10 February 2017

Businesses in Fitzalan Square, and the surrounding areas, are to be quizzed on how it can be further improved as plans move forward to make it an integral part of Sheffield city life once more.

Following the long-awaited renovation of the former head post office in Fitzalan Square as Sheffield Hallam University’s Sheffield Institute of Arts (SIA), Sheffield City Council is planning to upgrade the route from the Edwardian-era square along Pond Street to Paternoster Row and Brown Street, the focus of the Cultural Industries Quarter as well as improving connections to the city centre and station.

The project aims to help unlock major development opportunities at Sheaf Square, Site Gallery, the site of the former Nelson Mandela building, the former sorting office on Flat Street and the Digital Campus.

These developments will create the setting for more than 4,000 new jobs over the next five years. The project will also aim to address road safety issues and encourage safer walking and cycling and create space for events and seating.

There will be public and trader consultations over the next few weeks. Exhibitions featuring the proposals will be held at Sheffield Hallam’s Sheffield Institute of Arts (the former head post office)  café from Monday 13 February to Saturday 18 February 2017 (9am – 6pm, weekdays; 9am to 4PM) and then at the Site Gallery cafe, Paternoster Row from Tuesday 21 to Saturday 25 February 2017, (10am – 6pm weekdays; Saturday, 10am – 1pm.)

The full cost of the scheme could be up to £5.6m and could be part-funded by a bid to the Sheffield City Region Investment Fund, subject to a final business case, with private sector contributions and some investment from the council.

Initial plans being put forward include re-establishing the historic direct link from Norfolk Street to Fitzalan Square, by removing the small shops at the top of Esperanto Place and replacing them with a landscaped accessible ramp, and Pond Street.

Fitzalan Square, Sheffield’s main public space in Edwardian times, has become a less-celebrated location in recent years, cut off from the rest of the city centre and dominated by traffic.

Paternoster Row is the main street of the Cultural Industries Quarter, home to the Showroom, Workstation, Site Gallery, Yorkshire Artspace and Sheffield Hallam’s Student Union building, but it is also dominated by fast-moving buses and taxis with little pedestrian space.  Esperanto Place, once part of Norfolk Street, has become an uninviting back street.

Fitzalan Square in recent times
Fitzalan Square in recent times

The Sheaf Square site is one of the most important development sites in the City Centre, but development has been held back by traffic congestion problems around the station and the poor state of Porter Brook which runs along one side of it.
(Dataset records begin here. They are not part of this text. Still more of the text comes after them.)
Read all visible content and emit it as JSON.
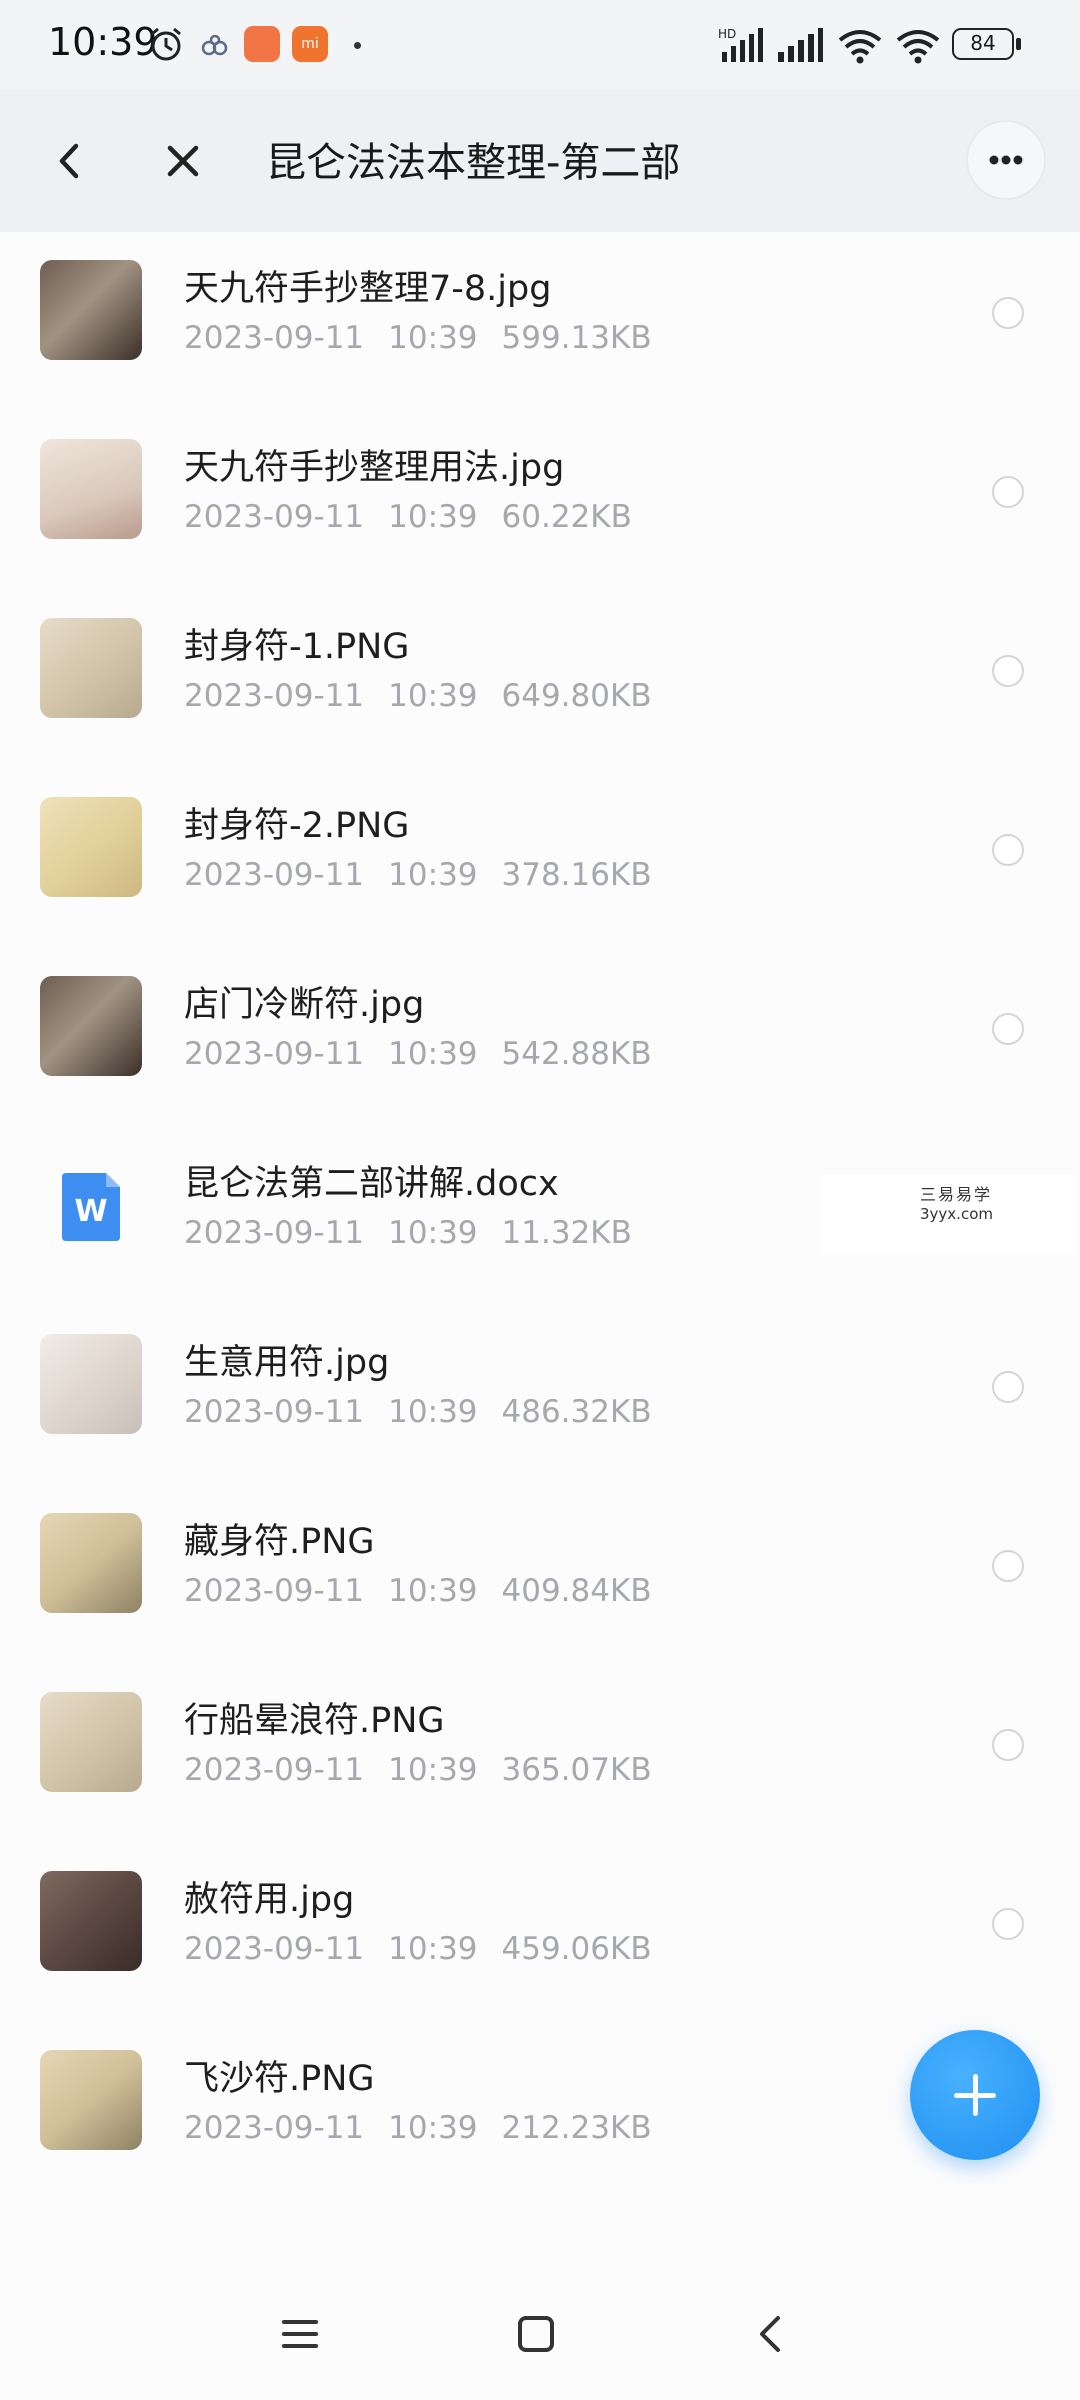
{
  "status_bar": {
    "time": "10:39",
    "icons": [
      "alarm-icon",
      "app-notification-icon",
      "mi-store-icon",
      "mi-app-icon",
      "dot-icon",
      "hd-signal-icon",
      "signal-icon",
      "wifi-icon",
      "wifi-icon"
    ],
    "battery": "84"
  },
  "header": {
    "title": "昆仑法法本整理-第二部",
    "back_icon": "back-chevron-icon",
    "close_icon": "close-icon",
    "more_icon": "more-icon"
  },
  "files": [
    {
      "name": "天九符手抄整理7-8.jpg",
      "date": "2023-09-11",
      "time": "10:39",
      "size": "599.13KB",
      "thumb": "dark-photo"
    },
    {
      "name": "天九符手抄整理用法.jpg",
      "date": "2023-09-11",
      "time": "10:39",
      "size": "60.22KB",
      "thumb": "red-notes"
    },
    {
      "name": "封身符-1.PNG",
      "date": "2023-09-11",
      "time": "10:39",
      "size": "649.80KB",
      "thumb": "paper"
    },
    {
      "name": "封身符-2.PNG",
      "date": "2023-09-11",
      "time": "10:39",
      "size": "378.16KB",
      "thumb": "yellow-paper"
    },
    {
      "name": "店门冷断符.jpg",
      "date": "2023-09-11",
      "time": "10:39",
      "size": "542.88KB",
      "thumb": "dark-photo"
    },
    {
      "name": "昆仑法第二部讲解.docx",
      "date": "2023-09-11",
      "time": "10:39",
      "size": "11.32KB",
      "thumb": "word-doc"
    },
    {
      "name": "生意用符.jpg",
      "date": "2023-09-11",
      "time": "10:39",
      "size": "486.32KB",
      "thumb": "light-paper"
    },
    {
      "name": "藏身符.PNG",
      "date": "2023-09-11",
      "time": "10:39",
      "size": "409.84KB",
      "thumb": "ink-paper"
    },
    {
      "name": "行船晕浪符.PNG",
      "date": "2023-09-11",
      "time": "10:39",
      "size": "365.07KB",
      "thumb": "paper"
    },
    {
      "name": "赦符用.jpg",
      "date": "2023-09-11",
      "time": "10:39",
      "size": "459.06KB",
      "thumb": "brown-photo"
    },
    {
      "name": "飞沙符.PNG",
      "date": "2023-09-11",
      "time": "10:39",
      "size": "212.23KB",
      "thumb": "ink-paper"
    }
  ],
  "watermark": {
    "line1": "三易易学",
    "line2": "3yyx.com"
  },
  "fab_icon": "plus-icon",
  "nav": {
    "icons": [
      "menu-icon",
      "home-icon",
      "back-icon"
    ]
  },
  "colors": {
    "accent": "#2a9af5",
    "secondary_text": "#a6a8ad",
    "header_bg": "#eef0f3"
  }
}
Meanwhile, Pond Street is a poor pedestrian environment dominated by bus stops and service entrances, but has now become a key access through Sheffield Hallam University’s campus.

The Knowledge Gateway project will address each of these areas as part of a comprehensive ‘corridor’ approach.

Subject to consultations, work should start late this year with a one-year build programme.

Councillor Leigh Bramall, deputy leader of Sheffield City Council and cabinet lead for business and economy, said: “We have already completed improvements at the University of Sheffield and this project will help Sheffield Hallam University and the Cultural Industries Quarter in a similar way.’’

“This is an exciting opportunity to fully exploit opportunities provided by two of our key assets – the two Universities and this area’s proximity to the station.  This project should help to make this area become a destination in its own right.

Fitzalan Square in the 1890s, when it was central to Sheffield life

“These developments will make Fitzalan Square an area where people again feel safe and secure, which should lead to a more balanced mixture of shops becoming established in the area.”

Mark Swales, director of facilities and estates at Sheffield Hallam University, said: “This gives a tremendous boost to our campus and has the potential to improve connectivity and safety between our city centre campus. It also has excellent potential for the city centre and continues the regeneration of the historic Fitzalan Square.”

Sally Wade, director of Sheffield Institute of Arts, said: “Our aim with our new home wasn’t just to provide our students and staff with a place to work, but to also give something back to the city – restoring a beautiful building to its former glory and hopefully giving Fitzalan Square a new lease of life.”

Sir Nigel Knowles, Chair of the Local Enterprise Partnership of Sheffield City Region, said: “The Sheffield City Region Investment Fund (SCRIF) is our major capital programme which enables local leaders to work together to leverage private and public sector investment more effectively.

“Local leaders have a very robust approach to prioritising and selecting the highest standard of programmes for funding. This ensures that every pound invested maximises economic growth, boosts businesses and creates more and better jobs. This is helping us to build a truly competitive centre of business excellence.”

Notes to Editors

The Sheffield City Region Investment Fund (SCRIF) is providing the bulk of the funding for the Knowledge Gateway.  SCRIF is a framework of funding streams to deliver essential strategic infrastructure to increase economic growth and jobs in Sheffield City Region. For more information visit www.sheffieldcityregion.org.uk/sheffield-city-region-investment-fund